> Task requirements
Lines with the string "JSON" must each be copied from the listing.
Exercise materials START
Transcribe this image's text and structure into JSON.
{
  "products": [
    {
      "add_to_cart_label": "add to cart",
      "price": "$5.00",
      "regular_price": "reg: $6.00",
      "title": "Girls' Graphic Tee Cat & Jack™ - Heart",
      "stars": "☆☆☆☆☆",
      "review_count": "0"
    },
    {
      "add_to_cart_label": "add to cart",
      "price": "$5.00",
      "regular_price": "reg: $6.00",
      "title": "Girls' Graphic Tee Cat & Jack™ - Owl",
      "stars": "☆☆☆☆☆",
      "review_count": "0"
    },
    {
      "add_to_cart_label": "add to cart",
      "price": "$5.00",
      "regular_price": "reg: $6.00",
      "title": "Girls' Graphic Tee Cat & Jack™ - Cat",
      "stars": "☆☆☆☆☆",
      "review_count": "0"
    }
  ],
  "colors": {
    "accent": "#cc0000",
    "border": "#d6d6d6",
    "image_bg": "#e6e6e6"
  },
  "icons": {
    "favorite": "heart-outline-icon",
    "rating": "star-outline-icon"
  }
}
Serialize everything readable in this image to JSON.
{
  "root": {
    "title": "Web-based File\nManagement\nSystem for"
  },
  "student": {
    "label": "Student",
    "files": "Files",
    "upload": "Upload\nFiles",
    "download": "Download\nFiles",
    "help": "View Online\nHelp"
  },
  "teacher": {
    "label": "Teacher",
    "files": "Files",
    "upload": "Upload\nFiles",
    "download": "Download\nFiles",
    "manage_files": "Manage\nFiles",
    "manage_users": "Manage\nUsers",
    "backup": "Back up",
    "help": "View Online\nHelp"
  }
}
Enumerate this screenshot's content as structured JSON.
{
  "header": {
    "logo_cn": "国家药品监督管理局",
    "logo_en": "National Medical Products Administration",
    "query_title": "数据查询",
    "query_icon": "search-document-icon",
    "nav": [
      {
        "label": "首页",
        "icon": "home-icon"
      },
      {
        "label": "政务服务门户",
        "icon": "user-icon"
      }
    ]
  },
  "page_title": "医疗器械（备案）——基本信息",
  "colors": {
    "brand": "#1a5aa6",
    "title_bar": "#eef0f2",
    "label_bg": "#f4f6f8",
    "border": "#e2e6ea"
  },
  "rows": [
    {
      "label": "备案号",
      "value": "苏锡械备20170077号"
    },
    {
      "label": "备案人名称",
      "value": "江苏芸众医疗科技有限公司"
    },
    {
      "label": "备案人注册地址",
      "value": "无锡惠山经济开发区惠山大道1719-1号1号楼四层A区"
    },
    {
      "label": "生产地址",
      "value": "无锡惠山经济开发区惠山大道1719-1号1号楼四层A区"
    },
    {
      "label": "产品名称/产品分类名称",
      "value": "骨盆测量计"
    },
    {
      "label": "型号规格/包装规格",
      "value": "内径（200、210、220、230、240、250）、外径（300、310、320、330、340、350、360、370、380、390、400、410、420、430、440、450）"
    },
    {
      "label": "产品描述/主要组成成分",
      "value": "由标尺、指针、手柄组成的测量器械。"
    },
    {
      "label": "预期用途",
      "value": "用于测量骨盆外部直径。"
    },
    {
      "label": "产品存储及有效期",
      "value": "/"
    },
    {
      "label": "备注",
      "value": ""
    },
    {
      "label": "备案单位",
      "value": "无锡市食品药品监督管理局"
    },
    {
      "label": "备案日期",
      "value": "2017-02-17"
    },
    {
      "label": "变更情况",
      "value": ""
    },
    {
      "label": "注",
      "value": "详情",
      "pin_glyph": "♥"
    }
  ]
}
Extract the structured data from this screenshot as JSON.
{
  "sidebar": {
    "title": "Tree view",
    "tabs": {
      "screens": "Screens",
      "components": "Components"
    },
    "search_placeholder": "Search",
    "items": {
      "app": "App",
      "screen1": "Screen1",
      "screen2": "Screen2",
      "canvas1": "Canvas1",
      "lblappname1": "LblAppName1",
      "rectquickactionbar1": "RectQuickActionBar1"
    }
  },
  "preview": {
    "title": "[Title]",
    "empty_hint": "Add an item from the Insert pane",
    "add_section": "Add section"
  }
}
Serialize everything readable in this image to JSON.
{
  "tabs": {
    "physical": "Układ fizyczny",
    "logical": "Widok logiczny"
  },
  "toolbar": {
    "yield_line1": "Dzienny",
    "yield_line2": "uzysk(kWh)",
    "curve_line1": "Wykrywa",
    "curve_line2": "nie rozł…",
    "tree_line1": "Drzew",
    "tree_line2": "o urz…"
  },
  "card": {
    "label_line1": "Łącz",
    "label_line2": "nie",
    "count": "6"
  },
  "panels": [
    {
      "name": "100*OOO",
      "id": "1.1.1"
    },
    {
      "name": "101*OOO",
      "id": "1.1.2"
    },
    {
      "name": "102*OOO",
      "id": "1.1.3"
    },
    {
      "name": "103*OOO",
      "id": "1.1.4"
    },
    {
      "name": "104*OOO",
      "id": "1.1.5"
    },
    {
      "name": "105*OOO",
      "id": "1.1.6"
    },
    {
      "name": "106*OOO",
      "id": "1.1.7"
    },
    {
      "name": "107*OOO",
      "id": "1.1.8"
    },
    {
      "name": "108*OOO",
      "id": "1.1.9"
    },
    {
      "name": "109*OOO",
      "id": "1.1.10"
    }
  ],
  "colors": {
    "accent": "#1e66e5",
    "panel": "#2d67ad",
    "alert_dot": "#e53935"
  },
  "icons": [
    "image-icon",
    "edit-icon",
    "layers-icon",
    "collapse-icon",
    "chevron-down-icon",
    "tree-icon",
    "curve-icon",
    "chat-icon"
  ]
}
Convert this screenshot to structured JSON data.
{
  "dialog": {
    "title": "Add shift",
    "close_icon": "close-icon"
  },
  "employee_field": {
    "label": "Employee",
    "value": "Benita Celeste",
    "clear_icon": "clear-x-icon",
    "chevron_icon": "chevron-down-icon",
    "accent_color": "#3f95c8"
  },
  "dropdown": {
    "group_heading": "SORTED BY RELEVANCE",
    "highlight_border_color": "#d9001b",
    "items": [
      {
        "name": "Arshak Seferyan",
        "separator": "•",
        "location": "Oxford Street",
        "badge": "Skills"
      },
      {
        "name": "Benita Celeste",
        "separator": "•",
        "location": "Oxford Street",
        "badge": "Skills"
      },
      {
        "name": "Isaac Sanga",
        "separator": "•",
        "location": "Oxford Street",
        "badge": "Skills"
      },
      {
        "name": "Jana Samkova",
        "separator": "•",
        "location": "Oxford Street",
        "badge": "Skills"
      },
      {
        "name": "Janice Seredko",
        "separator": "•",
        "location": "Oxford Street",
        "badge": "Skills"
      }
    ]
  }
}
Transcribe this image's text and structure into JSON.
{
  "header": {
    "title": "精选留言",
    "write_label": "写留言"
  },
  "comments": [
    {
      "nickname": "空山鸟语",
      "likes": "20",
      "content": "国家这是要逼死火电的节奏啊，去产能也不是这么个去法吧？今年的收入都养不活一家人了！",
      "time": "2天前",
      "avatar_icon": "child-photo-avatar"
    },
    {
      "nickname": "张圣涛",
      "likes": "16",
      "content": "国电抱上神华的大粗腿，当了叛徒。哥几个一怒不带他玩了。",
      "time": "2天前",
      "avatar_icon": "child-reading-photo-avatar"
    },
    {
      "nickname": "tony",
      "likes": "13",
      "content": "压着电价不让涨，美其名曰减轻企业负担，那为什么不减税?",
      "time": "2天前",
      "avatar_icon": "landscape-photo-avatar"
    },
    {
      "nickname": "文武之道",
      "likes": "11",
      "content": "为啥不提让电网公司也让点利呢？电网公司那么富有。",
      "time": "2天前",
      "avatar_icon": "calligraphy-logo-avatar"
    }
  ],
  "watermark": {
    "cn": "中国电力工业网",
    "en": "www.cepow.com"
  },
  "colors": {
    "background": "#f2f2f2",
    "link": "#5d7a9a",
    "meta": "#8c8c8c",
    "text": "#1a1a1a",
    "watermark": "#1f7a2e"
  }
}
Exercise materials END
> Exercise result
Transcribe this image's text and structure into JSON.
Serialize everything readable in this image to JSON.
Enumerate this screenshot's content as structured JSON.
Extract the structured data from this screenshot as JSON.
Serialize everything readable in this image to JSON.
Convert this screenshot to structured JSON data.
Transcribe this image's text and structure into JSON.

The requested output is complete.